In many ways, this 1997 movie that is part crime drama, gun actioneer plus romantic, buddy and parodic comedy is precisely the kind that comes to mind upon one’s hearing a description of it as a 1990s Wong Jing scripted cum helmed effort.  By this, I mean that it’s an indulgently multi-genre work that’s saddled with a script which appears to have been written on the fly, and whose tone is apt to veer from deathly serious to wholly ridiculous (and maybe even back again) in a blink of an eye.  Almost needless to say, the often throwaway feeling offering also is one that contains its share of jokes re fecal matter, penile erection and male masturbation together with some absolutely spot on -- and consequently successful -- as well as scatter shot film parodies (of, in this case, movies ranging from the Bond films -- courtesy of “From Beijing with Love”’s Law Kar Ying -- to “Police Academy 2” to “Happy Together”).

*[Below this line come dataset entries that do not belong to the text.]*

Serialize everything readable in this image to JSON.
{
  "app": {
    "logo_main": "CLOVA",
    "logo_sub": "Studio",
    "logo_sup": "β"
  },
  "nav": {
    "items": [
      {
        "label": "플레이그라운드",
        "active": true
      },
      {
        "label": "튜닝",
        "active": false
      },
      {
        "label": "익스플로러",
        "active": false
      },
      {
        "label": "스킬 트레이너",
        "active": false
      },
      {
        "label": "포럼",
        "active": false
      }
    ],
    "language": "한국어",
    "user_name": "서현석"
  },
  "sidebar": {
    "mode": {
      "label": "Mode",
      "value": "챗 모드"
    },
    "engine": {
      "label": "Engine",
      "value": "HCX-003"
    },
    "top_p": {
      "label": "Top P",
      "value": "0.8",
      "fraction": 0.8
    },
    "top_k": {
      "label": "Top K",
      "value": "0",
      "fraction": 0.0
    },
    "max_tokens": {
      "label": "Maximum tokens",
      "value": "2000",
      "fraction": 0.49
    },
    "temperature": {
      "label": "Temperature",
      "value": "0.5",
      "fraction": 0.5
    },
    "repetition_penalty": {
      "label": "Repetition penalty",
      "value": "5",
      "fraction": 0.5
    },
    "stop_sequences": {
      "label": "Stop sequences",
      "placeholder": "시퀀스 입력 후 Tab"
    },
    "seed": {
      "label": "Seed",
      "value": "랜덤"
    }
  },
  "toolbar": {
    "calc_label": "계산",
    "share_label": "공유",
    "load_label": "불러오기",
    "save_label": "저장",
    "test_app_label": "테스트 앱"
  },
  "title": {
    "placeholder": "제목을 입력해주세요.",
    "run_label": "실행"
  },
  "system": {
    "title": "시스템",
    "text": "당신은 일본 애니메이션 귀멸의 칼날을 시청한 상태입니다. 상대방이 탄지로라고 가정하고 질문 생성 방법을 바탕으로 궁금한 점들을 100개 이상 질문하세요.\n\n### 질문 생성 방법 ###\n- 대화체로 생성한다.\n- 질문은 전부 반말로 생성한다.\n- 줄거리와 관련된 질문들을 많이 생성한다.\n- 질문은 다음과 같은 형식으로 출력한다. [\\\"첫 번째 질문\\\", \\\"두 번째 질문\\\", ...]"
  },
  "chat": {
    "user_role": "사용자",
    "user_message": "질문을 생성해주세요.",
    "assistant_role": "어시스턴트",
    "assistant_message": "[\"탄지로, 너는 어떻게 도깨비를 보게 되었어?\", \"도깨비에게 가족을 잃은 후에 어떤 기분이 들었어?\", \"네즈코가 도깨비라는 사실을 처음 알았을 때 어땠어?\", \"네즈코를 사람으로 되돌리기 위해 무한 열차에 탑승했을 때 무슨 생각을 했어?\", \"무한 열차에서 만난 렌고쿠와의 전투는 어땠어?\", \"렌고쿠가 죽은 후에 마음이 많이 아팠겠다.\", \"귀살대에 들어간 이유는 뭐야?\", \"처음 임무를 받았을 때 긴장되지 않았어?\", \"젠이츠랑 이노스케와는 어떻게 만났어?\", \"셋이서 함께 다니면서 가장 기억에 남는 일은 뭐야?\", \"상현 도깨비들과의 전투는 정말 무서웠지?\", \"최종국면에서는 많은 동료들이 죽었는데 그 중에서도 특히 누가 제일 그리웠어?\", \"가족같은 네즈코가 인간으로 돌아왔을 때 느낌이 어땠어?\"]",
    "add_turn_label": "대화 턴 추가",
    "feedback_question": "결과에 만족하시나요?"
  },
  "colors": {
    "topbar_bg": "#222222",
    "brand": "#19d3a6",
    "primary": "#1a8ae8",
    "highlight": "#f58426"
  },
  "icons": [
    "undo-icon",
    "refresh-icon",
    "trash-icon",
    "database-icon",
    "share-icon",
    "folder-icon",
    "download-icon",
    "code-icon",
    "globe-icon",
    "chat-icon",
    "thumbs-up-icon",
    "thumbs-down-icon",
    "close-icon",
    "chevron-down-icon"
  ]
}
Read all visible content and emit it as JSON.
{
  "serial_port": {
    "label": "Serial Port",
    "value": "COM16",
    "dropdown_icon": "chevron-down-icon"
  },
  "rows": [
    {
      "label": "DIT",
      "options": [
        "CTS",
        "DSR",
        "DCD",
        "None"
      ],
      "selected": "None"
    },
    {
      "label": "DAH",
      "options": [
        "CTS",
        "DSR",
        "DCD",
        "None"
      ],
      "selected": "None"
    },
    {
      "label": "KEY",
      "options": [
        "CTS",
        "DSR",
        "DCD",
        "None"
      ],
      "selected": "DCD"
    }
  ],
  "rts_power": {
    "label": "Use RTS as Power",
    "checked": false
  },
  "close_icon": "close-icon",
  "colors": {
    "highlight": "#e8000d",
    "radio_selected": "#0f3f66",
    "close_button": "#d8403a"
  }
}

With such as the two cop characters who the mother (Meg Lam) of one of them mistook for a time to be a gay couple being played by Ekin Cheng and Jordan Chan though, the imprint of producers Manfred Wong and Andrew Lau is just as readily apparent on this work -- whose English title of WE’RE NO BAD GUYS this (re)viewer took as representing a retort to those of these film-makers’ critics who have accused them of tending to be on the side of the Triads rather than opposing law enforcers.  Other faces in the cast that will be familiar to fans of the “Young and Dangerous” films include: Lee Siu Kei (who is this effort’s line producer as well as had a small role as a “stained” or “dirty witness” that the cops were charged with protecting known as Dirty Fook); Michael Chan (whose Officer Mike’s defining attributes are his being a police Unit Head and admitted masochist); Spencer Lam (as a bomb squad member); and Alex Fong (as an ace assassin known as Angel).
Additionally, there’s the woman who the men behind WE’RE NO BAD GUYS wisely entrusted with portraying a plain clothes policewoman named Carrie and her doppelganger, a computer expert referred to as Siu Man on the film’s Cantonese language track but Mandy in the English subtitles (Those who are into Hong Kong entertainment gossip might derive extra amusement from both of Gigi Leung’s characters ending up being loved by Ekin Cheng’s unconventionally monikered Plane).  And while the movie’s other leading lady, Vivian Hsu, never was a part of the Y&D universe, her Siu Lin (AKA Tinny) character -- who Jordan Chan’s Turkey Chu is infatuated with -- can be said to recall (or should it be prefigure?) at least one of those who Hsu Chi essayed in that series of Triad dramas that had its heyday in the latter portion of the 1990s.
The first of these characters that the audience of WE’RE NO BAD GUYS get introduced are Plane and Carrie.  Along with some other police officers who don’t get much opportunity to make a genuine impression, they have been assigned to protect the appropriately nicknamed Dirty Fook prior to his giving evidence in court against a major underworld figure variously known as “Golden Teeth”, Robert (Ng Ting Yip) and Brother Kam (N.B. that “kam” is the Cantonese word for gold).  But before the movie even gets past the twenty minute mark, we are witness to the violent demise of Carrie and others (including Dirty Fook) -- but not so Plane -- at the hands of Angel (who -- along with his never named collaborator -- had been hired to carry out the murderous job by this work’s main baddie).
Soon after, WE’RE NO BAD GUYS flashes forward a year and turns its attention to Turkey Chu (along with his eccentric -- maybe even downright crazy -- inventor father (Law Kar Ying’s character likes to think that he’s a gadget laden James Bond type secret agent and wishes to be known as the “Jade Dragon, Chu Sai Bond” to even his son)) before Plane gets back into the picture as the still grieving for Carrie cop who Turkey has been newly assigned to partner.  In the process, the mood lightens considerably, at least for a time.  Much of the rest of the movie also differs from its beginning section in terms of having a less “tight” feel to its story as well as overall proceedings.
If truth be told, I initially found these developments to be quite disappointing plus disconcerting; this not least since my sense was that there was enough substance in WE’RE NO BAD GUYS’s main plot for it to have been a good enough straight crime drama (with an enhanced role for the charismatic yet too frequently under-utilized Alex Fong along with a diminished one for the rather insubstantial acting Vivian Hsu).  Post reconciling myself to the fact that Wong Jing would be having his (usual) way however, I actually was able to sit back and not only accept but also be entertained by many of this offering’s additional sub-plots, and what might be seen as bonus gags as well as imaginatively far-fetched segments (E.g., a sequence that started off with Turkey having a shower that involved a bomb being dealt with as though it were a soccer ball, the result of which involved the scattering of various toilet parts plus contents far and wide, and -- rather satisfyingly -- atop at least one boorish individual!).

My rating for the film: 6.5